*WHAT THIS TASK INVOLVES*:
Report the count of lines in the records that contain "input", without any added text.

+++

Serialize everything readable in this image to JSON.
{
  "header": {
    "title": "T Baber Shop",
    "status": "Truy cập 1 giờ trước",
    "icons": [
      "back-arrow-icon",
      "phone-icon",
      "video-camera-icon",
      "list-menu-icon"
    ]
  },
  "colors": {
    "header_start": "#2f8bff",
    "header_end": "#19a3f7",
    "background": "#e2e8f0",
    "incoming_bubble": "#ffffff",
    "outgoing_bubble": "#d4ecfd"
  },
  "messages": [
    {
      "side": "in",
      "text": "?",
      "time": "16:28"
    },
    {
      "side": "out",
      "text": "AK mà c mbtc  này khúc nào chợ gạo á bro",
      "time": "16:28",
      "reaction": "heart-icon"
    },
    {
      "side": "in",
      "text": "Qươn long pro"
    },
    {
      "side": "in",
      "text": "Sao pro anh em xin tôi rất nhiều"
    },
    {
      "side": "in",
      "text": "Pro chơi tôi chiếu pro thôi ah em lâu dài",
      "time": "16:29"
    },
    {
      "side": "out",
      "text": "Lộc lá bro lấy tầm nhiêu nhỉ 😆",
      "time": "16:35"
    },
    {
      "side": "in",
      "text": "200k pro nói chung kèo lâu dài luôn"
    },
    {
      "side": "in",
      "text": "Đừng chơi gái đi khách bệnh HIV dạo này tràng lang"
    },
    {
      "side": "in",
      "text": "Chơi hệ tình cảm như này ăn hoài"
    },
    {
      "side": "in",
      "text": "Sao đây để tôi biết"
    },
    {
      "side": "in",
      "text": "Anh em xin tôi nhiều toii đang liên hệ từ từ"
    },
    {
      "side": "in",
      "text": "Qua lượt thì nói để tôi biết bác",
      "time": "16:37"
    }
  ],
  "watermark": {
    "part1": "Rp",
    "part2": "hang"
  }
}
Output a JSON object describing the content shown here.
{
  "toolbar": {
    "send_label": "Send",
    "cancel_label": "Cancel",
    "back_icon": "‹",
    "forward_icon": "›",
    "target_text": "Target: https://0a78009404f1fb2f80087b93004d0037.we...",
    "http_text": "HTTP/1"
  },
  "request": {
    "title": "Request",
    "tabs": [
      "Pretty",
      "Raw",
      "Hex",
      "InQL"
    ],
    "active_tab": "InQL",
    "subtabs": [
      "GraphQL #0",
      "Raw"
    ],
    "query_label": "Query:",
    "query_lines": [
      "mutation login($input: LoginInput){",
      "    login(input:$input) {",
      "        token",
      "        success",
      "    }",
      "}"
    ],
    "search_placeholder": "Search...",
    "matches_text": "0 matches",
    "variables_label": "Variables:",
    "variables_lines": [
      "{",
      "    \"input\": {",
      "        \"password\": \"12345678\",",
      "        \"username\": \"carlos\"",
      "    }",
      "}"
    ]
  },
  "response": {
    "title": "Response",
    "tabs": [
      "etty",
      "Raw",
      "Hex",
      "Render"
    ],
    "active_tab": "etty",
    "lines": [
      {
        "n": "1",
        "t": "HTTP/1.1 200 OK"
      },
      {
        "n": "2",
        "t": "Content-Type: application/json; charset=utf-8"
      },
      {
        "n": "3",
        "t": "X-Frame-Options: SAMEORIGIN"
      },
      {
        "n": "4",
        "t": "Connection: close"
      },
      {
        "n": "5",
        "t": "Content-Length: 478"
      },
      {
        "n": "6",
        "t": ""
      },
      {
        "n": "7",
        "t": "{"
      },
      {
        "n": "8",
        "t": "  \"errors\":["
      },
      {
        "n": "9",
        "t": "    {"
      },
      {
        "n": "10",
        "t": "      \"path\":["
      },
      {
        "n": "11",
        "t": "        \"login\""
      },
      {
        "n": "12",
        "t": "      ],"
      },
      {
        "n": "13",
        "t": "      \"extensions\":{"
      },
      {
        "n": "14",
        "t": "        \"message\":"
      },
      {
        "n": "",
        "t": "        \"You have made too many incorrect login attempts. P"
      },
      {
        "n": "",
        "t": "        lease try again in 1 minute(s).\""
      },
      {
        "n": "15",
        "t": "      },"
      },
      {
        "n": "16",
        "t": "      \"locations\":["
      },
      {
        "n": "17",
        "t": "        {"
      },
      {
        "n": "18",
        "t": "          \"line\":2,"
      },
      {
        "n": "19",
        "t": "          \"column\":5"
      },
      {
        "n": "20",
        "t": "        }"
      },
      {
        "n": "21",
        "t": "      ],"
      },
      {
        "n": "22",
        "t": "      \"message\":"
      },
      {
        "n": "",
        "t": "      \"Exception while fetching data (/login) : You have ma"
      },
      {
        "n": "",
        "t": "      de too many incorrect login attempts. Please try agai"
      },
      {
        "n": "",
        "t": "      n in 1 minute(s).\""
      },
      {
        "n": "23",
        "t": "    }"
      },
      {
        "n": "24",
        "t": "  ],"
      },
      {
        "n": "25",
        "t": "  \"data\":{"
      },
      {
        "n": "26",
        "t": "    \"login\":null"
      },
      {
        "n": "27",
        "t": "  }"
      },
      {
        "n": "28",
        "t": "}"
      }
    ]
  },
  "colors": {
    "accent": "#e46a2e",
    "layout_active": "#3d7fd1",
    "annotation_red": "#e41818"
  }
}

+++

*TASK RESULT*:
3